Credit: Our World in Data

“Alpha and beta variants weren’t really contagious – although they seemed like a lot of contagion at the time – compared to how easily Omicron, and Delta before it, spread,” says Eleanor Riley, professor of immunology and infectious diseases at the University of Edinburgh, UK, in hindsight. . At that time there were no vaccines or weak immunity.

“In order to go back and grab the omicron, it has to be completely different immunologically,” she says BMJ. “And I’m not sure that would be enough, immunologically, to counter the fact that they are actually not contagious compared to the two up front.”

One exception might be people who are immunocompromised or immunosuppressed, who can have multiple infections from different variants or substrains, Young and Musong say. This could be an evolutionary opportunity for a gene swap – for example, there were concerns in the media about the “deltachron” in March 2022.1

A preliminary version published on July 2 from researchers at Yale University in the USA described a 60-year-old immunocompromised patient harboring a pre-existing variant, B.1.517, since November 2020.2 Researchers say it has evolved at twice the rate of infection with the wild-type SARS-CoV-2 virus, thanks to the patient’s lack of immunity.
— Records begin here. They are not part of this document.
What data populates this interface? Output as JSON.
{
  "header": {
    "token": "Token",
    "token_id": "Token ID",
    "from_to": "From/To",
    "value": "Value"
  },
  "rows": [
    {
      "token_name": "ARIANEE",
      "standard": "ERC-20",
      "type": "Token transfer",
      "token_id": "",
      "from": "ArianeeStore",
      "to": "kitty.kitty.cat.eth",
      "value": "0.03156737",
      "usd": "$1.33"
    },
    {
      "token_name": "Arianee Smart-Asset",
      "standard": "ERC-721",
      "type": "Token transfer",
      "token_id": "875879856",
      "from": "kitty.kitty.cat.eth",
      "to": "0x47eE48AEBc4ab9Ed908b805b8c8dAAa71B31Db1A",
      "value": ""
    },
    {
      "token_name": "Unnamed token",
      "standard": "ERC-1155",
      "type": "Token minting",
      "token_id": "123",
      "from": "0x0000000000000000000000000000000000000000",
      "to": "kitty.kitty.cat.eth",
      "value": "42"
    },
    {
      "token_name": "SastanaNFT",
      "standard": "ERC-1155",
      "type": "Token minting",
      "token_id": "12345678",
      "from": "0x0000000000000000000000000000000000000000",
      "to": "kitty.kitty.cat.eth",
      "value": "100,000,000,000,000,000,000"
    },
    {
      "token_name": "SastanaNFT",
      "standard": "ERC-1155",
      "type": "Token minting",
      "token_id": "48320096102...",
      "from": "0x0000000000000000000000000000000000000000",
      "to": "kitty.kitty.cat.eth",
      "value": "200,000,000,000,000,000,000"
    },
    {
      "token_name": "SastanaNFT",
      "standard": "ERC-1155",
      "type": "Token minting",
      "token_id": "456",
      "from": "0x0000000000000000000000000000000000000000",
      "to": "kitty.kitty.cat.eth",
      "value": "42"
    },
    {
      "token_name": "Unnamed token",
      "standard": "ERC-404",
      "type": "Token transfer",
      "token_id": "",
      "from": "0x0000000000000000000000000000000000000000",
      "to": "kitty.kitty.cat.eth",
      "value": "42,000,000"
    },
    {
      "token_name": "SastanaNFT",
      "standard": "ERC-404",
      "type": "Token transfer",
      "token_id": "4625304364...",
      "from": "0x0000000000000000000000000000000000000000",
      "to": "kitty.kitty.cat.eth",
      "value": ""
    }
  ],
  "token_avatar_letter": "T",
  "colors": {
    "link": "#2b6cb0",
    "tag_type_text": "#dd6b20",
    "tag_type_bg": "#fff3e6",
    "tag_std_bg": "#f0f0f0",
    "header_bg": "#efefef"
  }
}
Lead author, Nathan Grupo, told the magazine Sciences Some of the viruses circulating in the patient today may qualify as new variants if they are found in the community.

Will all future variants come from Omicron?

At the time of writing, omicron is the only variant on the WHO’s list of ‘variables of concern’,3 Although it is divided into seven omicron ‘controlled sub-variables’: BA.4, BA.5, BA.2.12.1, BA.2.9.1, BA.2.11, BA.2.13, and BA.2.75.

“BA.5 is probably the worst version of the virus we’ve seen so far in terms of infection and its ability to escape immune,” Young says, although he thinks it will likely peak “very soon. , and then there will be another variable – omicron or not, we don’t know – appearing during the period from September to October.

“The biggest fear is that something will come from the left [as the existing variants and subvariants look to outcompete each other]A variant other than omicron is better adapted to infection and immune evasion.”

This will depend on where the new variant appears and the evolutionary advantages it has, in terms of transmission speed and immune evasion, as well as the immune status of the immediate population in which it finds itself.

To cite some previous examples, one study this year suggested that the gamma variant in New York City spread better in some areas — some of which were hit hardest in the first wave of the epidemic — with higher levels of pre-existing immunity.4 BA.5 led hospital admissions in Portugal (which has high levels of vaccination but also large numbers of elderly people) but not in South Africa. This may be due to a younger demographic but also to prior immunity from higher exposure to SARS-CoV-2 early in the epidemic.5

Do you have an “unanswered question due to Covid”? Email, we’ll try to cover it in a future installment of this series.


  • Conflicts of interest: none.

  • Source and peer review: Commissioned, not external peer review.

This article is freely available for personal use under the BMJ Website Terms and Conditions for the duration of the covid-19 pandemic or until the BMJ decides otherwise. You may download and print the article for any lawful, non-commercial purpose (including text and data mining) provided that all copyright and trademark notices are retained.


  1. Chagoza C, Han Am, Petroni Mi, et al. The accelerated development of SARS-CoV-2 within the host leads to distinct genotypes during chronic infection. medRxiv 2022 [preprint]. dui:10.1101 / 2022.06.29.22276868

  2. Vasylyeva TI, Fang CE, Su M, et al. Presentation and creation of the SARS-CoV-2 gamma variant in New York City in early 2021. medRxiv 2022 [preprint]. dui:10.1101 / 2022.04.15.22273909